For her part, viewing the events in Nanking from the perspective of an innocent 13 year-old girl, Geling Yan's novel is rather more straightforward and conventional, but it also proves to be an effective means of approaching the subject. The loss of innocence is implied right from the outset, the invasion of Nanking occurring at the exact moment that Shujuan takes her first period, but there is also a sense of boundaries and taboos being broken, of nothing being sacred, when the security of her location, sharing the shelter with a number of other young girls at an American Christian church under the protection of Father Engelmann, is regarded with no more respect by the ruthless and inhumane Japanese soldiers than John Rabe's international Safety Zone in the city.

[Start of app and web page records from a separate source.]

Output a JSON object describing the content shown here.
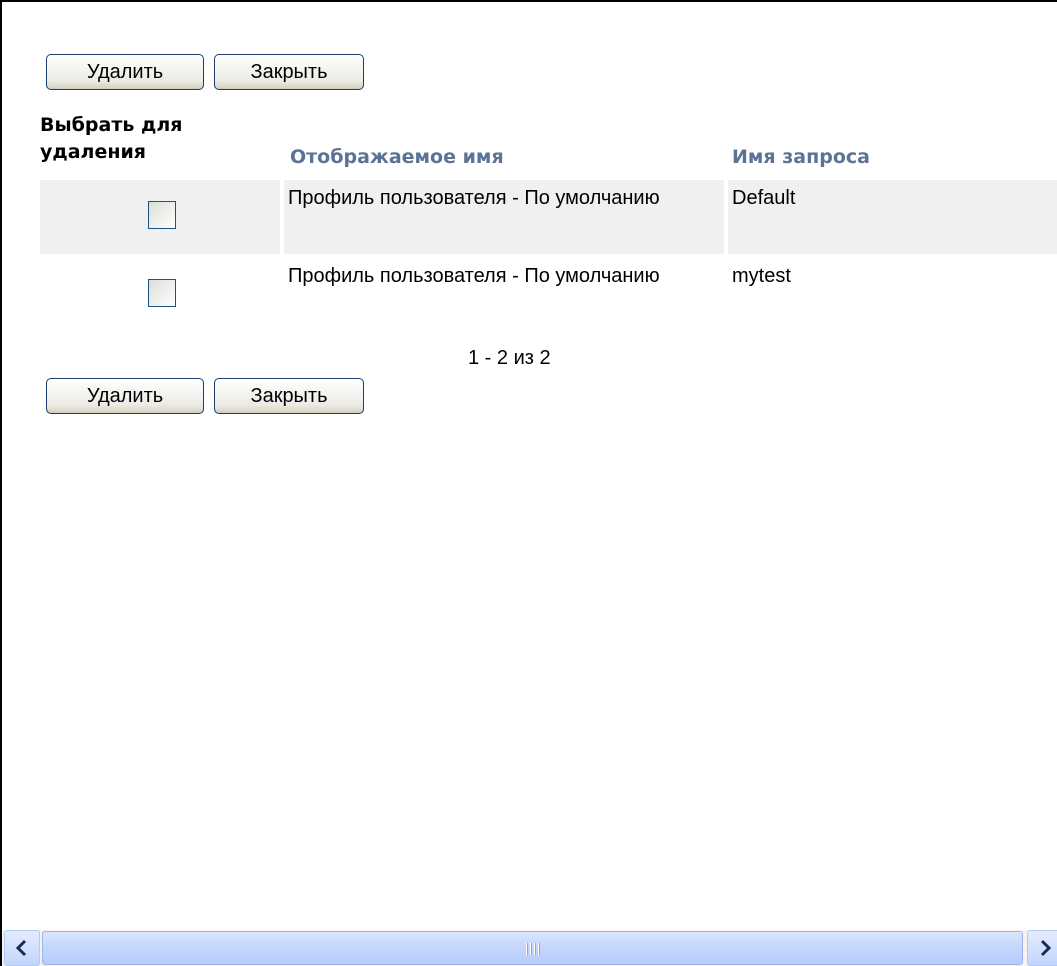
{
  "toolbar_top": {
    "delete_label": "Удалить",
    "close_label": "Закрыть"
  },
  "table": {
    "headers": {
      "select": "Выбрать для удаления",
      "display_name": "Отображаемое имя",
      "query_name": "Имя запроса"
    },
    "rows": [
      {
        "checked": false,
        "display_name": "Профиль пользователя - По умолчанию",
        "query_name": "Default"
      },
      {
        "checked": false,
        "display_name": "Профиль пользователя - По умолчанию",
        "query_name": "mytest"
      }
    ]
  },
  "pagination": {
    "text": "1 - 2 из 2"
  },
  "toolbar_bottom": {
    "delete_label": "Удалить",
    "close_label": "Закрыть"
  },
  "colors": {
    "header_link": "#5b7395",
    "row_shade": "#f0f0f0",
    "button_border": "#1c3f6e",
    "scrollbar": "#c4d6fd"
  }
}
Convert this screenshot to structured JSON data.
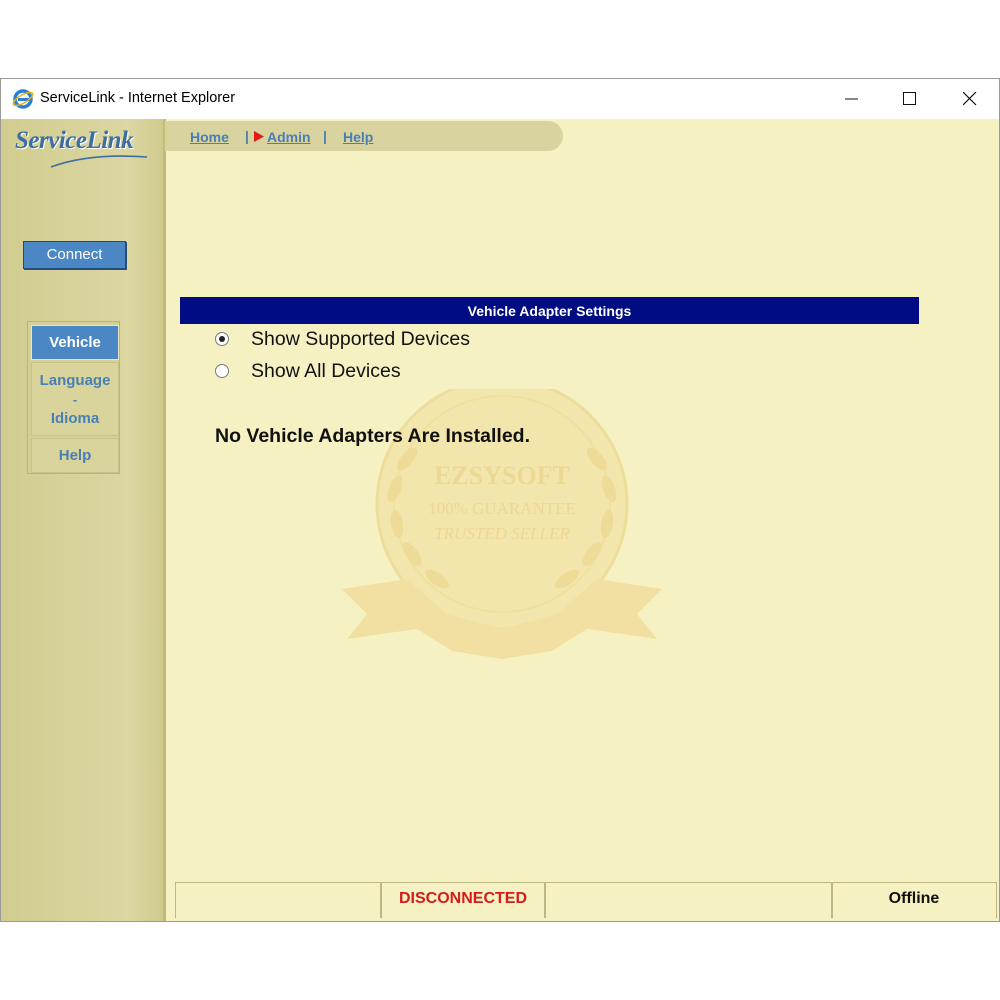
{
  "window": {
    "title": "ServiceLink - Internet Explorer",
    "icon": "internet-explorer-icon",
    "controls": [
      "minimize-icon",
      "maximize-icon",
      "close-icon"
    ]
  },
  "app": {
    "logo_text": "ServiceLink",
    "connect_label": "Connect",
    "topnav": {
      "home": "Home",
      "admin": "Admin",
      "help": "Help",
      "separator": "|"
    },
    "sidenav": {
      "vehicle": "Vehicle",
      "language_line1": "Language",
      "language_dash": "-",
      "language_line2": "Idioma",
      "help": "Help"
    }
  },
  "main": {
    "section_title": "Vehicle Adapter Settings",
    "radios": [
      {
        "label": "Show Supported Devices",
        "selected": true
      },
      {
        "label": "Show All Devices",
        "selected": false
      }
    ],
    "message": "No Vehicle Adapters Are Installed."
  },
  "watermark": {
    "line1": "EZSYSOFT",
    "line2": "100% GUARANTEE",
    "line3": "TRUSTED SELLER"
  },
  "statusbar": {
    "cell1": "",
    "connection_status": "DISCONNECTED",
    "cell3": "",
    "mode": "Offline"
  },
  "colors": {
    "content_bg": "#f6f1c3",
    "sidebar_bg": "#d6d199",
    "header_bar": "#000c84",
    "accent_blue": "#4a87c4",
    "status_red": "#d41c1c"
  }
}
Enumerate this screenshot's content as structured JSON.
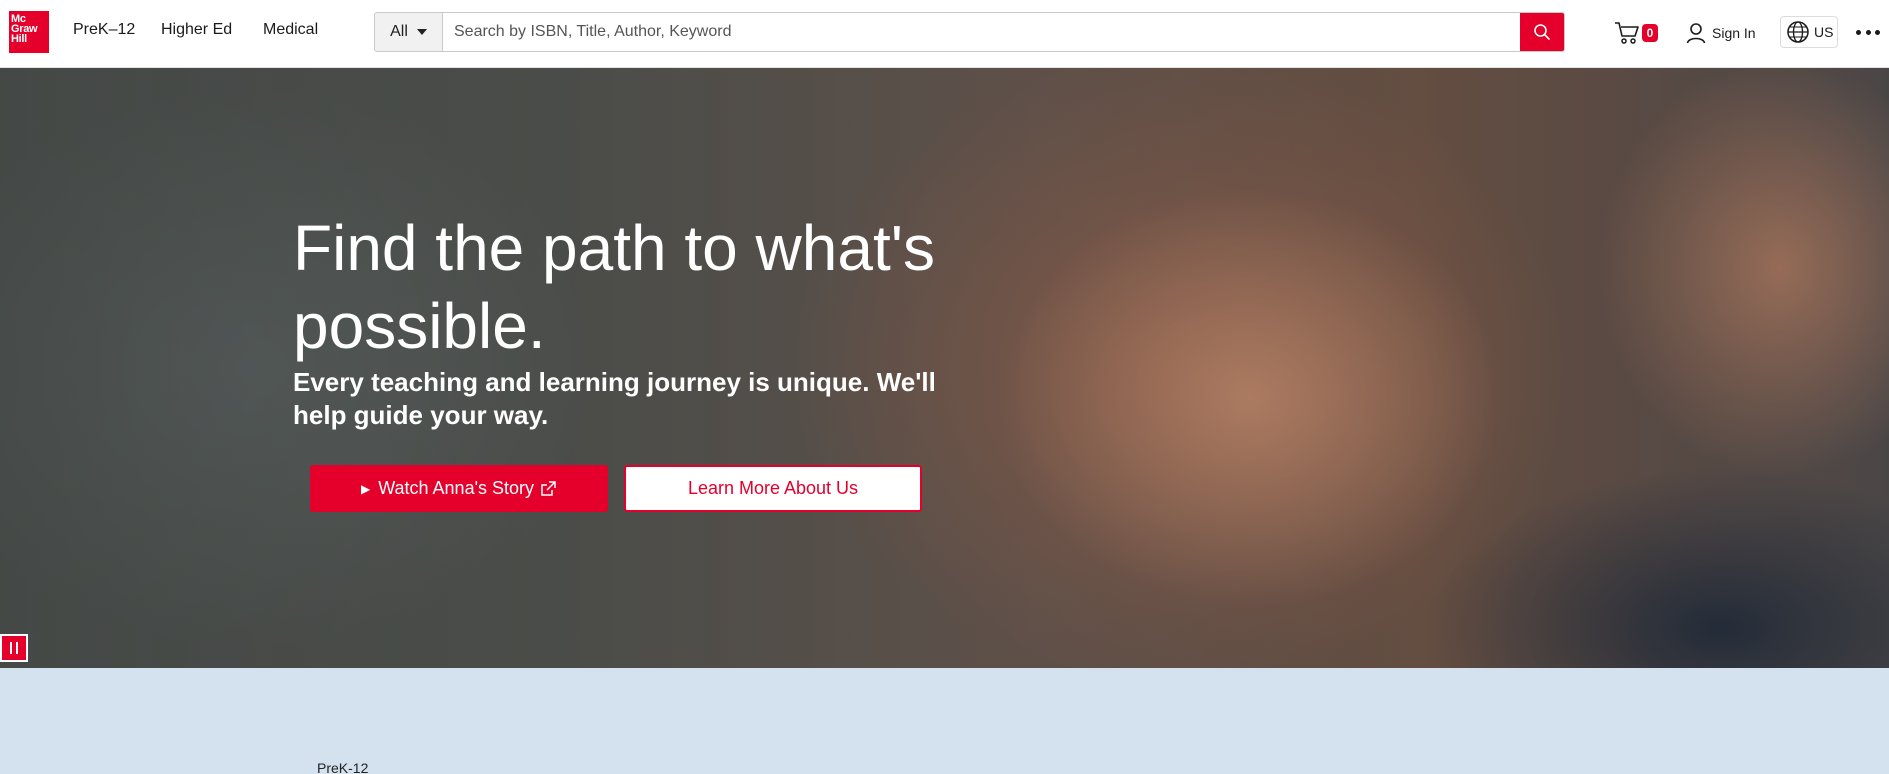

The nature of the harsh realities of the world that the sheltered young girls have to deal with is reflected also in some of the other less welcome guests who arrive at the church's compound - three wounded soldiers and a group of prostitutes who have come looking for food and shelter. Although a short novel, the author nonetheless manages to use this situation in The Flowers of War to depict the harrowing nature of the awakening to a new, shocking reality that the war brings to the citizens of Nanking, China and to the wider world. Simple yet subtle, with a few precise words and descriptions, Geling Yan also manages to create real human characters, not stereotypes or symbols, picking up important little details that get right to the heart of human attempts to deal with an inhuman situation beyond all comprehension.
For those whose history is a little rusty, the Nanking (Nanjing) Massacre took place in December 1937. Estimates vary depending on the source, but the International Military Tribunal of the Far East claim more than 200,000 civilians and military personnel lost their lives to the soldiers of the Imperial Japanese Army. It is in my opinion, one of the darkest and oft overlooked chapters of WWII.
I would have been attracted to this piece even if I'd never seen the film. I'd never come across a fictional version of the event and couldn't help being intrigued by the idea once I had. I wanted to see how a writer would treat the event, how they would go about constructing a story from the ashes and sorrow it left in its wake.
In this regard, Yan has real a gift. Her work gives faces to the victims of Nanking and voice to their silent tongues. Through the fiction experiences of Shujuan, Yumo, Hongling, Cardamom, Wang Pusheng, Major Dai, Father Englemann and Fabio, Yan tells the human side of war, weighing emotion and sentiment against the stark reality of history.
The Flowers of War is a plainly written piece, but no less moving for its simplicity. In point of fact I found the modest language and style of the piece one of its more attractive qualities not to mention highly appropriate to the rather bleak subject matter.
Finally, I would note that for all the similarity this is not the same story director Yimou Zang tells on film. Be prepared for that and try to judge each format in its own right.